---Doug Paul Davis reporting

Monday, August 07, 2006


David Serena--Yolo County Housing Authority

There is big and breaking news on this front. In June, David Serena filed a lawsuit in Sacramento federal court alleging that the Yolo County Grand Jury was underrepresentative of minorities. "Yolo County's apparent lack of any formal rules or procedures governing selection of grand jurors … is extremely susceptible to abuse and seems to have led directly to the years-long exclusion of Asians and Hispanics from inclusion in Yolo County's grand juries."

In late June, Serena resigned his post at the Housing Authority. In late July, Serena was arrested on 19 counts--the main charges against him involve medical and dental benefits for the children of Serena's partner, who is not his wife or domestic partner. The county contends the children were not entitled to receive those benefits. A report issued by Phil Batchelor, interim executive director of the Yolo County Housing Authority, indicates far more serious problems. According to the report, the agency, which provides housing for low-income people, is nearly $3 million in the red. The report lists 161 recommendations to clean up the foundering agency.

Inside sources tell us, that of the 19 charges, really, there are only two legitimate ones. Serena contends that in fact, he made inquiries as to whether or not he could put the children on his health benefits and was told that in fact he could.

The big news that we are waiting at on at this point is that on Friday in Sacramento Federal Court, the judge allowed the federal lawsuit to go forward.

Davis Human Relations Commission

It was reported yesterday in the Davis Enterprise that the Davis City Council would move to fill the vacancies on the defunct Human Relations Commission by September 16, 2006. They are now in the process of taking applications. Several of the members of the previous commission have already stated that they will not be applying. That will likely leave a commission that is completely toothless. Not only has the City Council's majority made it clear that they will not tolerate people who "rock the boat." But now only pliant people will even apply. It is quite clear that the new body will not be taking up the highly controversial stands of the previous body.
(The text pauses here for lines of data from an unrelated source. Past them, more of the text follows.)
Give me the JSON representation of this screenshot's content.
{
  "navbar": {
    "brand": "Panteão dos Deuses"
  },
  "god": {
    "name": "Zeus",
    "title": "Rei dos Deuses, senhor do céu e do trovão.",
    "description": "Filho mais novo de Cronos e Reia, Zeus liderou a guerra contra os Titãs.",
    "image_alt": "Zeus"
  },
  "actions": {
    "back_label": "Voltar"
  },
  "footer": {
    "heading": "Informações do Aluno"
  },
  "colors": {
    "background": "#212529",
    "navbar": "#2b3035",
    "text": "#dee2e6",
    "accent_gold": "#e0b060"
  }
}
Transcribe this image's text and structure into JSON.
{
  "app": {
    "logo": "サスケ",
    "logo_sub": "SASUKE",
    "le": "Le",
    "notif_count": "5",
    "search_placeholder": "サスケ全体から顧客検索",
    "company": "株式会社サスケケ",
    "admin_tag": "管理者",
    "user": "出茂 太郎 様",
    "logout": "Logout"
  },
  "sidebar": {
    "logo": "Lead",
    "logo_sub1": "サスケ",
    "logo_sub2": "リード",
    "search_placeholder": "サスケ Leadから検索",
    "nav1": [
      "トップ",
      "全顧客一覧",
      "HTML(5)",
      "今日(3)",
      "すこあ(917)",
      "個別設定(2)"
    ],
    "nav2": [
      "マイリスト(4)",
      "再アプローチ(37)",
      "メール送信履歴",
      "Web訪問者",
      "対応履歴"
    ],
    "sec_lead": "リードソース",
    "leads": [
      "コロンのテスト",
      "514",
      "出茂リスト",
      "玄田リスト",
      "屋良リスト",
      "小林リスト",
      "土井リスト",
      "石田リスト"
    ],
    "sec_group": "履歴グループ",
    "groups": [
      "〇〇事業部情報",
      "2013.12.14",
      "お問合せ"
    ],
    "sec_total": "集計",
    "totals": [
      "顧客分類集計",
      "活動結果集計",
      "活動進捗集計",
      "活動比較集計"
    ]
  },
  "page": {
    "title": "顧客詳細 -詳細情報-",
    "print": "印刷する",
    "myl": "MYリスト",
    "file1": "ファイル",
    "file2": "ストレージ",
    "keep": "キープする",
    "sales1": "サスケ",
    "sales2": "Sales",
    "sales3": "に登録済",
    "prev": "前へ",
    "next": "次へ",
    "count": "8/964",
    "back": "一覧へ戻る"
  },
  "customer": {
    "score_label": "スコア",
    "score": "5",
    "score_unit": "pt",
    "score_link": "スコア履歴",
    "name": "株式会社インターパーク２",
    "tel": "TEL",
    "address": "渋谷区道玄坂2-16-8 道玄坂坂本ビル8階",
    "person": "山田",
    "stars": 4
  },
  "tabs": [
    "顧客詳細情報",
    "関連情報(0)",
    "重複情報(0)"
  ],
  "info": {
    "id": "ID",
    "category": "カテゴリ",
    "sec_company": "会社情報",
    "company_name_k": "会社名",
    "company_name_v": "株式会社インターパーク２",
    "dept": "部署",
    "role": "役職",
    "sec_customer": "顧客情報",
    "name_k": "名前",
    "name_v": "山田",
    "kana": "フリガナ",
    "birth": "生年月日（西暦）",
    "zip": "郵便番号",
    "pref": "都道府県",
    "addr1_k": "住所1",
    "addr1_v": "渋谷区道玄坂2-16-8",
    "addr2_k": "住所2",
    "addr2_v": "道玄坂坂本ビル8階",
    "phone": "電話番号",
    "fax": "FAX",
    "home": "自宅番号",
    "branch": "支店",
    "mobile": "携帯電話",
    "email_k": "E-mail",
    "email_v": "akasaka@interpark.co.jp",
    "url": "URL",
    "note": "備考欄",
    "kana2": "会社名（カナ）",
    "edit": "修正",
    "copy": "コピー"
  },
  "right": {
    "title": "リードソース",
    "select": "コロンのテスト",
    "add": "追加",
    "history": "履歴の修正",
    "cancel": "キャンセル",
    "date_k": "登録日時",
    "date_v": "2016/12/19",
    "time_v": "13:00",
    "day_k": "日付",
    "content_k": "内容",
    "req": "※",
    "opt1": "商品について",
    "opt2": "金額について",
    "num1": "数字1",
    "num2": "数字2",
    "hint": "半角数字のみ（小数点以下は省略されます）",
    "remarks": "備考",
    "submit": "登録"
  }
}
The issue of police oversight remains only partially resolved.

The council has created an ombudsman position to handle complaints against the police department. However, that position remains unfilled.

---Doug Paul Davis Reporting